*Work request:*
Where a line below includes the word "RESOURCE", copy that line.

Listed records START

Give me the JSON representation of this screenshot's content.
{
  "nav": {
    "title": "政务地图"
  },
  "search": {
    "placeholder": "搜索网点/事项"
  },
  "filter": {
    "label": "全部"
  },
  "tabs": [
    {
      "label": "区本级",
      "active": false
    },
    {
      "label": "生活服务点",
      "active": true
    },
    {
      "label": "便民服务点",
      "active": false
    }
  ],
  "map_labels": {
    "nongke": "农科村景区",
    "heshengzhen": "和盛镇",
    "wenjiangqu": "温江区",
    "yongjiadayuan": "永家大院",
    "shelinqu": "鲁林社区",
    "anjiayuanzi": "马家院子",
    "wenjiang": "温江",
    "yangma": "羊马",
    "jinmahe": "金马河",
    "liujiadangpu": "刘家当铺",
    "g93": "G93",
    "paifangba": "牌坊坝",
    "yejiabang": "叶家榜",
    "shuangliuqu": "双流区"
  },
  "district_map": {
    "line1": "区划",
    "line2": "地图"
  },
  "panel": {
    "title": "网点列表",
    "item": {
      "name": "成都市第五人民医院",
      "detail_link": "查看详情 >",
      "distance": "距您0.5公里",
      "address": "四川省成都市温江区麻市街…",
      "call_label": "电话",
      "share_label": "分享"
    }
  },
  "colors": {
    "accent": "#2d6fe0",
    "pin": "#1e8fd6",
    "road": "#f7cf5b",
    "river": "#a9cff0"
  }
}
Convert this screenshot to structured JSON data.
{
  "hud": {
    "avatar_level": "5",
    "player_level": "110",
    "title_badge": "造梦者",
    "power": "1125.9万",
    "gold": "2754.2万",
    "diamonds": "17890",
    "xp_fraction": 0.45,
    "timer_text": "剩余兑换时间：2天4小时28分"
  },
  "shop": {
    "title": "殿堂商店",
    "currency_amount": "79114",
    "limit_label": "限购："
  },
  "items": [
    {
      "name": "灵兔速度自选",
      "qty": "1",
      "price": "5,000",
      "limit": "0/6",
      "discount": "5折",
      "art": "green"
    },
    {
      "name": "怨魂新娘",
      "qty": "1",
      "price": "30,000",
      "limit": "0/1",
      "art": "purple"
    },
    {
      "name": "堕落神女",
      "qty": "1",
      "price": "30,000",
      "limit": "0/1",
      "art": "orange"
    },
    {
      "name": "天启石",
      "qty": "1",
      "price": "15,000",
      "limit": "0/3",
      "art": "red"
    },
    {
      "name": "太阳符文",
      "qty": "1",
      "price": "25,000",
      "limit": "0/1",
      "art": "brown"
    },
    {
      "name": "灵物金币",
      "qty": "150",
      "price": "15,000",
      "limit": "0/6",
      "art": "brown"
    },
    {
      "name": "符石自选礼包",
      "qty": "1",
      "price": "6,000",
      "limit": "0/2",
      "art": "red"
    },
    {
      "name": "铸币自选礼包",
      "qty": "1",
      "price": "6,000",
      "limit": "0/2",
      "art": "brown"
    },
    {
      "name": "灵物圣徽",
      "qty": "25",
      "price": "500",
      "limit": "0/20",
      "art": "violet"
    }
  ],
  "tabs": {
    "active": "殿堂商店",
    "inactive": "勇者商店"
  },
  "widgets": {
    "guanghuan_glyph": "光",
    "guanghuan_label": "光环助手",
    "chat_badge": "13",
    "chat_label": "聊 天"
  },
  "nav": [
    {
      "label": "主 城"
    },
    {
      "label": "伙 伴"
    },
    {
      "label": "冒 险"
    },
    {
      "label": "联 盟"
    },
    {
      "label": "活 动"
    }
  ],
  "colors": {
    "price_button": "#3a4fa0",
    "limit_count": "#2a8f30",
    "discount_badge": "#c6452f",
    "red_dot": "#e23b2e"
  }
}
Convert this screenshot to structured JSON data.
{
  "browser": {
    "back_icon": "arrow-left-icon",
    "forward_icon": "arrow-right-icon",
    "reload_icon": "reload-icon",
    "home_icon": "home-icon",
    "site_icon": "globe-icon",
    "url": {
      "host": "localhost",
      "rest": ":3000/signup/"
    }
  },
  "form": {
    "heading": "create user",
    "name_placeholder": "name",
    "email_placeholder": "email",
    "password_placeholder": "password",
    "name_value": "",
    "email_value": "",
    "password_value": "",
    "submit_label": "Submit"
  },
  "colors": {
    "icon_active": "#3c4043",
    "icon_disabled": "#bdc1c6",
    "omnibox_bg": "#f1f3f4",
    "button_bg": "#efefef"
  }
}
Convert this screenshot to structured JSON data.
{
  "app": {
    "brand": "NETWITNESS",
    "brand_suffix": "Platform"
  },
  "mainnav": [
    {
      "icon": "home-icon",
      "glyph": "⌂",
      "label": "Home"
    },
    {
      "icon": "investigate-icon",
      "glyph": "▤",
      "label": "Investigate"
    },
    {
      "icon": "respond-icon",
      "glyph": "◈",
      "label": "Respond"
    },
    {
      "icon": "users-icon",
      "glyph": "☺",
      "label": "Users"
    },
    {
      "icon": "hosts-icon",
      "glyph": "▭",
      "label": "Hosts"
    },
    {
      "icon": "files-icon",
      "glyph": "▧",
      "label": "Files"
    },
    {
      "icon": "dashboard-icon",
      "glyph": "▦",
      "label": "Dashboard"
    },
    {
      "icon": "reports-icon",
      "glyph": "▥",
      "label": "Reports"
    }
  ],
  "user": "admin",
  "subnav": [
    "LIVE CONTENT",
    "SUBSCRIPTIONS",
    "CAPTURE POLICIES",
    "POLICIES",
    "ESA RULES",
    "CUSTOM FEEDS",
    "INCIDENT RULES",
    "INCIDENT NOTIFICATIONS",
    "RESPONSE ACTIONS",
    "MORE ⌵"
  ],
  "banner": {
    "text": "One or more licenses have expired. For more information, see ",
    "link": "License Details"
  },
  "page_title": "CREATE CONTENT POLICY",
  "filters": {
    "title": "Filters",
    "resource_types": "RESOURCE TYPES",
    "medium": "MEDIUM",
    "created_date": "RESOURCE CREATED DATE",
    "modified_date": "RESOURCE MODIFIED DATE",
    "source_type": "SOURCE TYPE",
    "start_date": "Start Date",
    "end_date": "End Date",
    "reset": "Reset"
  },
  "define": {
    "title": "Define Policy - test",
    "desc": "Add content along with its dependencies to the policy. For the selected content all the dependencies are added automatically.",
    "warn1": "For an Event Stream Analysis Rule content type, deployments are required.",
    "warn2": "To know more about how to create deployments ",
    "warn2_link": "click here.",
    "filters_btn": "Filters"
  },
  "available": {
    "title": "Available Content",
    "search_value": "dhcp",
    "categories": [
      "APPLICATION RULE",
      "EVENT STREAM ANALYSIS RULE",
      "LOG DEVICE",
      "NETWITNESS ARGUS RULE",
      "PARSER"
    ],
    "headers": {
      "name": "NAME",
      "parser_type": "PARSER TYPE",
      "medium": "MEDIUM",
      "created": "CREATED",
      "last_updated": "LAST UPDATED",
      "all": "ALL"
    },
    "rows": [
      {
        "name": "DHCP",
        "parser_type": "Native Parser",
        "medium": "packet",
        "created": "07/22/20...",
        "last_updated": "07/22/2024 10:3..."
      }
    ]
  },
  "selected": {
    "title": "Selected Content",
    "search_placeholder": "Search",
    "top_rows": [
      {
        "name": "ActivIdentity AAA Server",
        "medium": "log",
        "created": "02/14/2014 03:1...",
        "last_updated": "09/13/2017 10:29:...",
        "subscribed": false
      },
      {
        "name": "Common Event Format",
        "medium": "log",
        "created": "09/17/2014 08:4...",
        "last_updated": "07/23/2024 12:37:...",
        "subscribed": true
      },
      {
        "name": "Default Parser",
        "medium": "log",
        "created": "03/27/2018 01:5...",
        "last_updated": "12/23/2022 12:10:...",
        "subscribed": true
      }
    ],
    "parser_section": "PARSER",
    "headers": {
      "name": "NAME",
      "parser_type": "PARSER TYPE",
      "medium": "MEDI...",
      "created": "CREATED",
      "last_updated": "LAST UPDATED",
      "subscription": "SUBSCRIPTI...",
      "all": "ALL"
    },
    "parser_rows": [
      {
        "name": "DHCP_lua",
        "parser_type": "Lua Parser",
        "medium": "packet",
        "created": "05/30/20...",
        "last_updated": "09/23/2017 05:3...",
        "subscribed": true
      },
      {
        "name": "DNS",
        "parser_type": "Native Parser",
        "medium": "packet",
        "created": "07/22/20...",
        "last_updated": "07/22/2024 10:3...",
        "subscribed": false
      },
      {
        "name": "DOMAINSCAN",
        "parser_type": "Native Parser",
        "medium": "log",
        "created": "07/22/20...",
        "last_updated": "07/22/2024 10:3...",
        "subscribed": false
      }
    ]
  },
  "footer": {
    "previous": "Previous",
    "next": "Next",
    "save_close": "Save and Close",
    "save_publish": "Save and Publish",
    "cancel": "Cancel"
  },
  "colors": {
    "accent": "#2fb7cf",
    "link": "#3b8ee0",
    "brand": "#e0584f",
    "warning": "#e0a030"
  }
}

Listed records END

*Result below:*
    "resource_types": "RESOURCE TYPES",
    "created_date": "RESOURCE CREATED DATE",
    "modified_date": "RESOURCE MODIFIED DATE",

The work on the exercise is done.